“When you’re in a unionized environment without a contract, it’s much more difficult in any case. But, in particular, it’s more difficult when the administration is just a dumpster fire.”
Colvin says his city’s administration is not dysfunctional and the union is attempting to “take advantage of comments that were taken out of context by (municipal inspector) George Cuff well over a year ago.”
“Our current leaders and outstanding staff are highly organized and highly effective,” he said. “We have excellent leaders and managers and hard-working professionals on every team. The team our city directors have built is working hard and succeeding.”
City has ‘action plan’ to meet province’s directives
“We are committed to reassuring Municipal Affairs that we are, and have always been, top-notch, hard-working professionals dedicated to good governance,” reads the statement. “An action plan has been implemented, and our team is eager to complete the directives as requested. We will continue business as usual, striving for excellence for our residents and our city.”

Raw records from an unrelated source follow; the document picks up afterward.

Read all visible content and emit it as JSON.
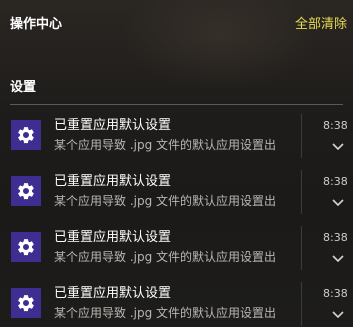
{
  "header": {
    "title": "操作中心",
    "clear_all_label": "全部清除"
  },
  "group": {
    "title": "设置"
  },
  "notifications": [
    {
      "icon": "gear-icon",
      "title": "已重置应用默认设置",
      "body": "某个应用导致 .jpg 文件的默认应用设置出",
      "time": "8:38"
    },
    {
      "icon": "gear-icon",
      "title": "已重置应用默认设置",
      "body": "某个应用导致 .jpg 文件的默认应用设置出",
      "time": "8:38"
    },
    {
      "icon": "gear-icon",
      "title": "已重置应用默认设置",
      "body": "某个应用导致 .jpg 文件的默认应用设置出",
      "time": "8:38"
    },
    {
      "icon": "gear-icon",
      "title": "已重置应用默认设置",
      "body": "某个应用导致 .jpg 文件的默认应用设置出",
      "time": "8:38"
    }
  ],
  "colors": {
    "accent_link": "#e8dc54",
    "app_icon_bg": "#3f2e91",
    "panel_bg": "#1f1d1b"
  }
}
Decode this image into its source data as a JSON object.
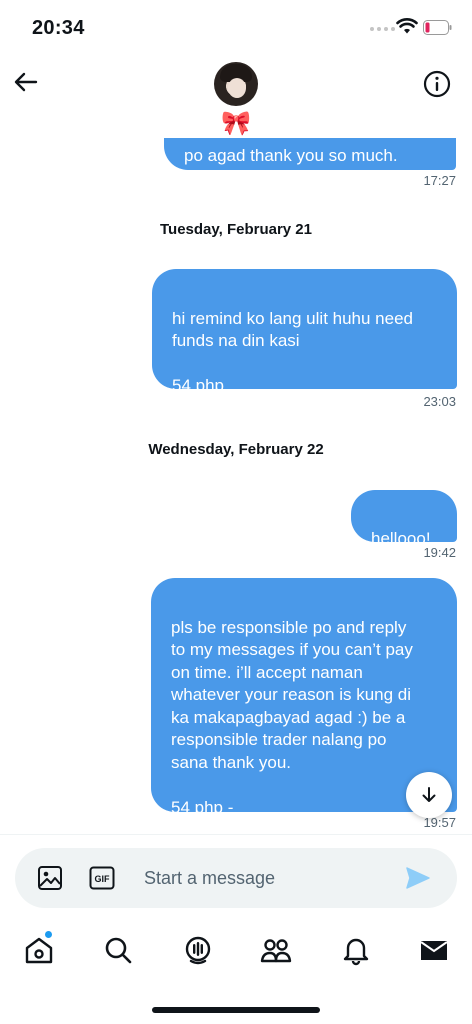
{
  "status_bar": {
    "time": "20:34"
  },
  "header": {
    "avatar_emoji": "🎀"
  },
  "messages": {
    "partial_message": {
      "text": "po agad thank you so much.",
      "time": "17:27"
    },
    "day1": {
      "label": "Tuesday, February 21"
    },
    "msg1": {
      "text": "hi remind ko lang ulit huhu need\nfunds na din kasi\n\n54 php",
      "time": "23:03"
    },
    "day2": {
      "label": "Wednesday, February 22"
    },
    "msg2": {
      "text": "hellooo!",
      "time": "19:42"
    },
    "msg3": {
      "text": "pls be responsible po and reply\nto my messages if you can’t pay\non time. i’ll accept naman\nwhatever your reason is kung di\nka makapagbayad agad :) be a\nresponsible trader nalang po\nsana thank you.\n\n54 php -",
      "time": "19:57"
    }
  },
  "composer": {
    "placeholder": "Start a message",
    "gif_label": "GIF"
  },
  "tab_bar": {
    "icons": [
      "home-icon",
      "search-icon",
      "spaces-icon",
      "communities-icon",
      "notifications-icon",
      "messages-icon"
    ],
    "home_has_badge": true
  },
  "colors": {
    "bubble": "#4a99e9",
    "accent": "#1d9bf0",
    "muted": "#536471",
    "battery_low": "#e0245e"
  }
}
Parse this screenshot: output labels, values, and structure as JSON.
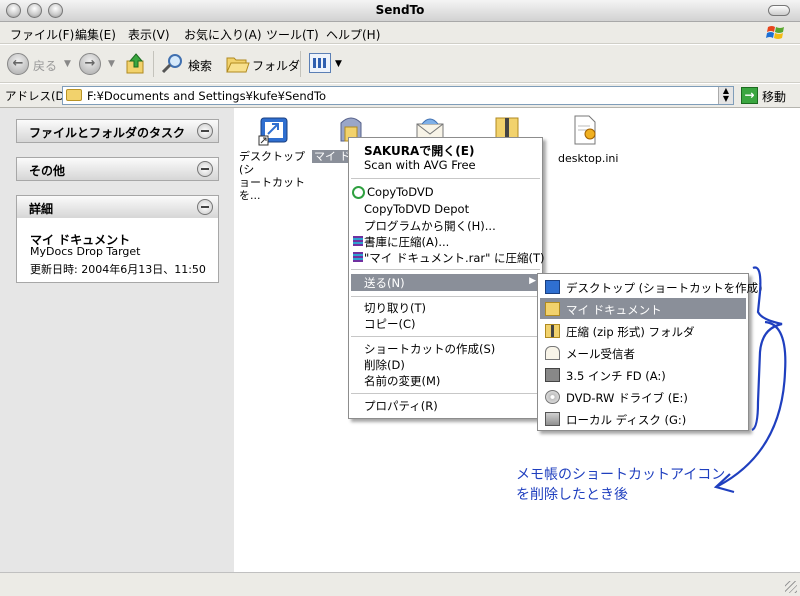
{
  "window": {
    "title": "SendTo"
  },
  "menubar": {
    "items": [
      "ファイル(F)",
      "編集(E)",
      "表示(V)",
      "お気に入り(A)",
      "ツール(T)",
      "ヘルプ(H)"
    ]
  },
  "toolbar": {
    "back": "戻る",
    "search": "検索",
    "folders": "フォルダ"
  },
  "address": {
    "label": "アドレス(D)",
    "path": "F:¥Documents and Settings¥kufe¥SendTo",
    "go": "移動"
  },
  "tasks": {
    "file_folder_tasks": "ファイルとフォルダのタスク",
    "other": "その他",
    "details": "詳細",
    "detail_name": "マイ ドキュメント",
    "detail_type": "MyDocs Drop Target",
    "detail_date": "更新日時: 2004年6月13日、11:50"
  },
  "files": {
    "desktop_shortcut_l1": "デスクトップ (シ",
    "desktop_shortcut_l2": "ョートカットを...",
    "mydocs": "マイ ド",
    "desktop_ini": "desktop.ini"
  },
  "context_menu": {
    "sakura_open": "SAKURAで開く(E)",
    "avg_scan": "Scan with AVG Free",
    "copytodvd": "CopyToDVD",
    "copytodvd_depot": "CopyToDVD Depot",
    "open_with": "プログラムから開く(H)...",
    "compress_to_library": "書庫に圧縮(A)...",
    "compress_rar": "\"マイ ドキュメント.rar\" に圧縮(T)",
    "send_to": "送る(N)",
    "cut": "切り取り(T)",
    "copy": "コピー(C)",
    "create_shortcut": "ショートカットの作成(S)",
    "delete": "削除(D)",
    "rename": "名前の変更(M)",
    "properties": "プロパティ(R)"
  },
  "send_to_menu": {
    "items": [
      "デスクトップ (ショートカットを作成)",
      "マイ ドキュメント",
      "圧縮 (zip 形式) フォルダ",
      "メール受信者",
      "3.5 インチ FD (A:)",
      "DVD-RW ドライブ (E:)",
      "ローカル ディスク (G:)"
    ]
  },
  "annotation": {
    "line1": "メモ帳のショートカットアイコン",
    "line2": "を削除したとき後"
  },
  "colors": {
    "annotation": "#1f3fbf",
    "menu_highlight": "#8a8f99"
  }
}
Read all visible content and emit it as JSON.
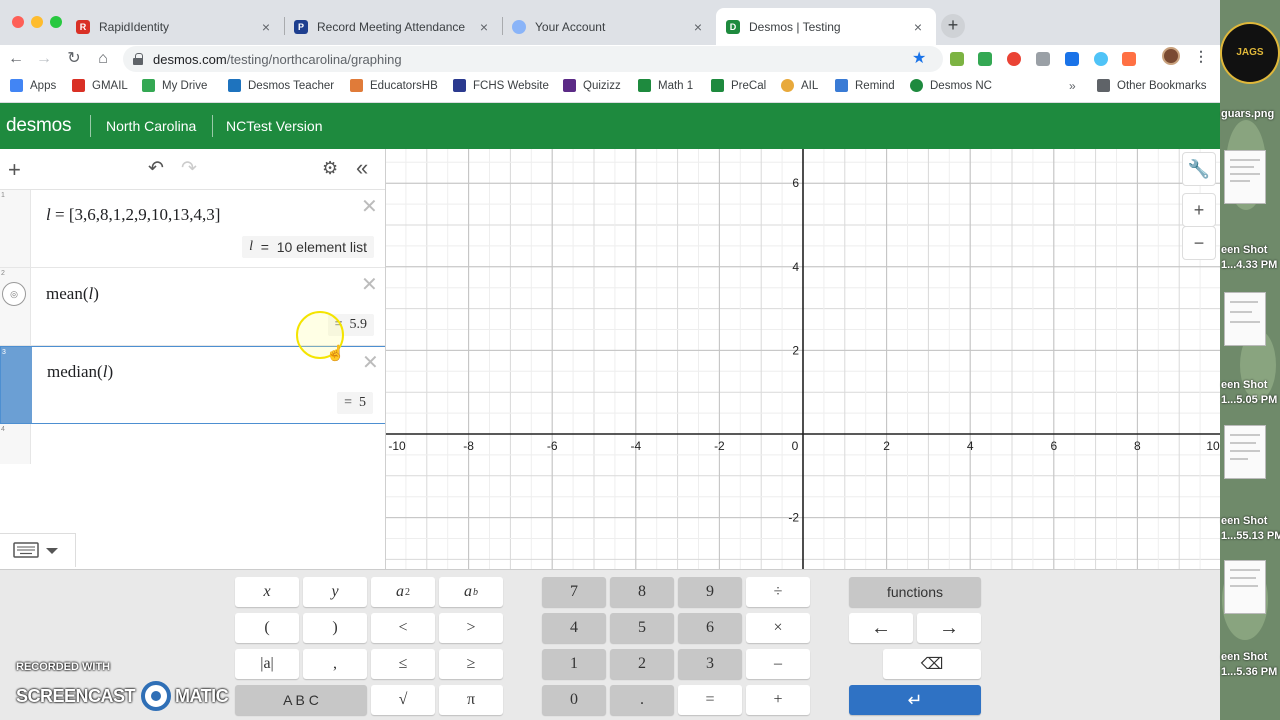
{
  "browser": {
    "tabs": [
      {
        "title": "RapidIdentity",
        "color": "#d93025",
        "glyph": "R"
      },
      {
        "title": "Record Meeting Attendance",
        "color": "#1e3f8f",
        "glyph": "P"
      },
      {
        "title": "Your Account",
        "color": "#8ab4f8",
        "glyph": ""
      },
      {
        "title": "Desmos | Testing",
        "color": "#1e8a3e",
        "glyph": "D"
      }
    ],
    "close_glyph": "×",
    "new_tab_glyph": "+",
    "url_host": "desmos.com",
    "url_path": "/testing/northcarolina/graphing",
    "bookmarks": [
      {
        "label": "Apps",
        "color": "#4285f4"
      },
      {
        "label": "GMAIL",
        "color": "#d93025"
      },
      {
        "label": "My Drive",
        "color": "#34a853"
      },
      {
        "label": "Desmos Teacher",
        "color": "#1e73be"
      },
      {
        "label": "EducatorsHB",
        "color": "#e07b39"
      },
      {
        "label": "FCHS Website",
        "color": "#2b3a8f"
      },
      {
        "label": "Quizizz",
        "color": "#5b2a86"
      },
      {
        "label": "Math 1",
        "color": "#1e8a3e"
      },
      {
        "label": "PreCal",
        "color": "#1e8a3e"
      },
      {
        "label": "AIL",
        "color": "#e8a93b"
      },
      {
        "label": "Remind",
        "color": "#3a7bd5"
      },
      {
        "label": "Desmos NC",
        "color": "#1e8a3e"
      }
    ],
    "bookmarks_more": "»",
    "other_bookmarks": "Other Bookmarks"
  },
  "desmos": {
    "logo": "desmos",
    "state": "North Carolina",
    "version": "NCTest Version",
    "brand_color": "#1e8a3e"
  },
  "expressions": [
    {
      "index": "1",
      "lhs": "l",
      "eq": " = ",
      "rhs": "[3,6,8,1,2,9,10,13,4,3]",
      "eval_var": "l",
      "eval_eq": "=",
      "eval_text": "10 element list"
    },
    {
      "index": "2",
      "func": "mean",
      "arg": "l",
      "eval_eq": "=",
      "eval_text": "5.9"
    },
    {
      "index": "3",
      "func": "median",
      "arg": "l",
      "eval_eq": "=",
      "eval_text": "5"
    },
    {
      "index": "4"
    }
  ],
  "graph": {
    "x_ticks": [
      "-10",
      "-8",
      "-6",
      "-4",
      "-2",
      "0",
      "2",
      "4",
      "6",
      "8",
      "10"
    ],
    "y_ticks": [
      "6",
      "4",
      "2",
      "-2"
    ]
  },
  "keypad": {
    "vars": [
      "x",
      "y",
      "a",
      "a",
      "(",
      ")",
      "<",
      ">",
      "|a|",
      ",",
      "≤",
      "≥",
      "A B C",
      "√",
      "π"
    ],
    "sup_a2": "2",
    "sup_ab": "b",
    "numbers": [
      "7",
      "8",
      "9",
      "÷",
      "4",
      "5",
      "6",
      "×",
      "1",
      "2",
      "3",
      "–",
      "0",
      ".",
      "=",
      "+"
    ],
    "functions": "functions",
    "left_arrow": "←",
    "right_arrow": "→",
    "backspace": "⌫",
    "enter": "↵"
  },
  "desktop": {
    "labels": [
      "guars.png",
      "een Shot",
      "1...4.33 PM",
      "een Shot",
      "1...5.05 PM",
      "een Shot",
      "1...55.13 PM",
      "een Shot",
      "1...5.36 PM"
    ]
  },
  "watermark": {
    "line1": "RECORDED WITH",
    "part1": "SCREENCAST",
    "part2": "MATIC"
  }
}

Previously, the city had said it would seek legal advice regarding the report and the minister’s orders.